__Directions for this task__: From the first record to the last, write each one out again exactly.

__Dataset records__:
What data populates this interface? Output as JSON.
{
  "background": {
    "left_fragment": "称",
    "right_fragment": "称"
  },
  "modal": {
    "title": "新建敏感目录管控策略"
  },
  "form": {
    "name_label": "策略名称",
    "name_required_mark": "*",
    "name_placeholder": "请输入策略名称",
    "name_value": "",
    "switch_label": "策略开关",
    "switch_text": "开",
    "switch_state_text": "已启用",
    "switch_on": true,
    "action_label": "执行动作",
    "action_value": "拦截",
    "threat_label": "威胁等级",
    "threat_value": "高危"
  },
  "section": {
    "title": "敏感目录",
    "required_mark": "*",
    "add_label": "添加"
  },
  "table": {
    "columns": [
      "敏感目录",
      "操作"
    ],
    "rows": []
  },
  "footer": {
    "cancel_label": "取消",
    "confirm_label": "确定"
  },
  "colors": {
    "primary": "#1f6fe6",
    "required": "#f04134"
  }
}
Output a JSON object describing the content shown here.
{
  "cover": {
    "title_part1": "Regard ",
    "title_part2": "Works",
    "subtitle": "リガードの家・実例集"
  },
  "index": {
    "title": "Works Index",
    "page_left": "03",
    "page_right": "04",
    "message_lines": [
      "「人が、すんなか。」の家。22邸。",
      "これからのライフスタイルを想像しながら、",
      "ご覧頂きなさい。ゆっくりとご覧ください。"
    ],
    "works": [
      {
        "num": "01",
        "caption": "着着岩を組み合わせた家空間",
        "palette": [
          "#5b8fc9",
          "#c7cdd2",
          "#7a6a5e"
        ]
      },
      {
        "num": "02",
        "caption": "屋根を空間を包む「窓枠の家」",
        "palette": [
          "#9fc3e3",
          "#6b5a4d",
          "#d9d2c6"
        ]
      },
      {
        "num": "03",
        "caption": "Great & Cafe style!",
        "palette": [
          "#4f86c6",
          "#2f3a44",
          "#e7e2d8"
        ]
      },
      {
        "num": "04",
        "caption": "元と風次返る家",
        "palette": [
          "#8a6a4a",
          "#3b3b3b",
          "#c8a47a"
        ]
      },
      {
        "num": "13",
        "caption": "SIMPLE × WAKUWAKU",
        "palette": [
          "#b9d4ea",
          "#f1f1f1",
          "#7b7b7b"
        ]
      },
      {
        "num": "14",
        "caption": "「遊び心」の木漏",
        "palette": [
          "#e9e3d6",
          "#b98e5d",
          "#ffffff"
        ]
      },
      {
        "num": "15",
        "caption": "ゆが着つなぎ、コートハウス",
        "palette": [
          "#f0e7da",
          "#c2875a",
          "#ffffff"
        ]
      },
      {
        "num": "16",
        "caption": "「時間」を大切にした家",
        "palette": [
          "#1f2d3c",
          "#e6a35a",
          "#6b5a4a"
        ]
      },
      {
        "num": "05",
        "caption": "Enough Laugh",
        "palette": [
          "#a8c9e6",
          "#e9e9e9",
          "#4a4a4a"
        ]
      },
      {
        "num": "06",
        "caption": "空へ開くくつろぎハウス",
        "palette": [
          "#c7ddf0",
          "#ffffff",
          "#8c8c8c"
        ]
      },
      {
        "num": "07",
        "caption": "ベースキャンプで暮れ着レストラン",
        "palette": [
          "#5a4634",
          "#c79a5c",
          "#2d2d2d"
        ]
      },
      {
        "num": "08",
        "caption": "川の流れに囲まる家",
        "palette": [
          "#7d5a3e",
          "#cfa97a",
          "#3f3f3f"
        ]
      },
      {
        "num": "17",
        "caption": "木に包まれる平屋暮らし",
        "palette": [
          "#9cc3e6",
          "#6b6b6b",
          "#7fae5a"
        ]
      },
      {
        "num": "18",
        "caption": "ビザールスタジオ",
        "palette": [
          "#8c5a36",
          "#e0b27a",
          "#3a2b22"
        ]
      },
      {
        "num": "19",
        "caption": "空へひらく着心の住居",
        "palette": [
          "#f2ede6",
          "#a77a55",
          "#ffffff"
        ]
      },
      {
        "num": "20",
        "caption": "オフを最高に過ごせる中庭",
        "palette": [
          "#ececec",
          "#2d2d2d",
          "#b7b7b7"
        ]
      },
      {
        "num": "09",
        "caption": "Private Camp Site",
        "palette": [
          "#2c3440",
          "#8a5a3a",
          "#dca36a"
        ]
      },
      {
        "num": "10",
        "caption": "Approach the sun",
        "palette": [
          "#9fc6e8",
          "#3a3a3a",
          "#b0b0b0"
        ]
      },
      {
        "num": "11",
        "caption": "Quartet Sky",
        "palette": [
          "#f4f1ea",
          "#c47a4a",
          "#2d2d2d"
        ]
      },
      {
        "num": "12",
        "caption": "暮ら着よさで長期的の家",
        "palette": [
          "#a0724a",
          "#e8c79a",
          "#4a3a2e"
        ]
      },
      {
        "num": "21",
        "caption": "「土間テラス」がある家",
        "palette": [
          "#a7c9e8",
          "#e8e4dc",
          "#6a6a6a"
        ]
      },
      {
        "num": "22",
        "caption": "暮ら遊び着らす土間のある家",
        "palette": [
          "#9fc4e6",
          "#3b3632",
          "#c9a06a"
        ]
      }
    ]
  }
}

__Written response__:
What data populates this interface? Output as JSON.
{
  "background": {
    "left_fragment": "称",
    "right_fragment": "称"
  },
  "modal": {
    "title": "新建敏感目录管控策略"
  },
  "form": {
    "name_label": "策略名称",
    "name_required_mark": "*",
    "name_placeholder": "请输入策略名称",
    "name_value": "",
    "switch_label": "策略开关",
    "switch_text": "开",
    "switch_state_text": "已启用",
    "switch_on": true,
    "action_label": "执行动作",
    "action_value": "拦截",
    "threat_label": "威胁等级",
    "threat_value": "高危"
  },
  "section": {
    "title": "敏感目录",
    "required_mark": "*",
    "add_label": "添加"
  },
  "table": {
    "columns": [
      "敏感目录",
      "操作"
    ],
    "rows": []
  },
  "footer": {
    "cancel_label": "取消",
    "confirm_label": "确定"
  },
  "colors": {
    "primary": "#1f6fe6",
    "required": "#f04134"
  }
}
Output a JSON object describing the content shown here.
{
  "cover": {
    "title_part1": "Regard ",
    "title_part2": "Works",
    "subtitle": "リガードの家・実例集"
  },
  "index": {
    "title": "Works Index",
    "page_left": "03",
    "page_right": "04",
    "message_lines": [
      "「人が、すんなか。」の家。22邸。",
      "これからのライフスタイルを想像しながら、",
      "ご覧頂きなさい。ゆっくりとご覧ください。"
    ],
    "works": [
      {
        "num": "01",
        "caption": "着着岩を組み合わせた家空間",
        "palette": [
          "#5b8fc9",
          "#c7cdd2",
          "#7a6a5e"
        ]
      },
      {
        "num": "02",
        "caption": "屋根を空間を包む「窓枠の家」",
        "palette": [
          "#9fc3e3",
          "#6b5a4d",
          "#d9d2c6"
        ]
      },
      {
        "num": "03",
        "caption": "Great & Cafe style!",
        "palette": [
          "#4f86c6",
          "#2f3a44",
          "#e7e2d8"
        ]
      },
      {
        "num": "04",
        "caption": "元と風次返る家",
        "palette": [
          "#8a6a4a",
          "#3b3b3b",
          "#c8a47a"
        ]
      },
      {
        "num": "13",
        "caption": "SIMPLE × WAKUWAKU",
        "palette": [
          "#b9d4ea",
          "#f1f1f1",
          "#7b7b7b"
        ]
      },
      {
        "num": "14",
        "caption": "「遊び心」の木漏",
        "palette": [
          "#e9e3d6",
          "#b98e5d",
          "#ffffff"
        ]
      },
      {
        "num": "15",
        "caption": "ゆが着つなぎ、コートハウス",
        "palette": [
          "#f0e7da",
          "#c2875a",
          "#ffffff"
        ]
      },
      {
        "num": "16",
        "caption": "「時間」を大切にした家",
        "palette": [
          "#1f2d3c",
          "#e6a35a",
          "#6b5a4a"
        ]
      },
      {
        "num": "05",
        "caption": "Enough Laugh",
        "palette": [
          "#a8c9e6",
          "#e9e9e9",
          "#4a4a4a"
        ]
      },
      {
        "num": "06",
        "caption": "空へ開くくつろぎハウス",
        "palette": [
          "#c7ddf0",
          "#ffffff",
          "#8c8c8c"
        ]
      },
      {
        "num": "07",
        "caption": "ベースキャンプで暮れ着レストラン",
        "palette": [
          "#5a4634",
          "#c79a5c",
          "#2d2d2d"
        ]
      },
      {
        "num": "08",
        "caption": "川の流れに囲まる家",
        "palette": [
          "#7d5a3e",
          "#cfa97a",
          "#3f3f3f"
        ]
      },
      {
        "num": "17",
        "caption": "木に包まれる平屋暮らし",
        "palette": [
          "#9cc3e6",
          "#6b6b6b",
          "#7fae5a"
        ]
      },
      {
        "num": "18",
        "caption": "ビザールスタジオ",
        "palette": [
          "#8c5a36",
          "#e0b27a",
          "#3a2b22"
        ]
      },
      {
        "num": "19",
        "caption": "空へひらく着心の住居",
        "palette": [
          "#f2ede6",
          "#a77a55",
          "#ffffff"
        ]
      },
      {
        "num": "20",
        "caption": "オフを最高に過ごせる中庭",
        "palette": [
          "#ececec",
          "#2d2d2d",
          "#b7b7b7"
        ]
      },
      {
        "num": "09",
        "caption": "Private Camp Site",
        "palette": [
          "#2c3440",
          "#8a5a3a",
          "#dca36a"
        ]
      },
      {
        "num": "10",
        "caption": "Approach the sun",
        "palette": [
          "#9fc6e8",
          "#3a3a3a",
          "#b0b0b0"
        ]
      },
      {
        "num": "11",
        "caption": "Quartet Sky",
        "palette": [
          "#f4f1ea",
          "#c47a4a",
          "#2d2d2d"
        ]
      },
      {
        "num": "12",
        "caption": "暮ら着よさで長期的の家",
        "palette": [
          "#a0724a",
          "#e8c79a",
          "#4a3a2e"
        ]
      },
      {
        "num": "21",
        "caption": "「土間テラス」がある家",
        "palette": [
          "#a7c9e8",
          "#e8e4dc",
          "#6a6a6a"
        ]
      },
      {
        "num": "22",
        "caption": "暮ら遊び着らす土間のある家",
        "palette": [
          "#9fc4e6",
          "#3b3632",
          "#c9a06a"
        ]
      }
    ]
  }
}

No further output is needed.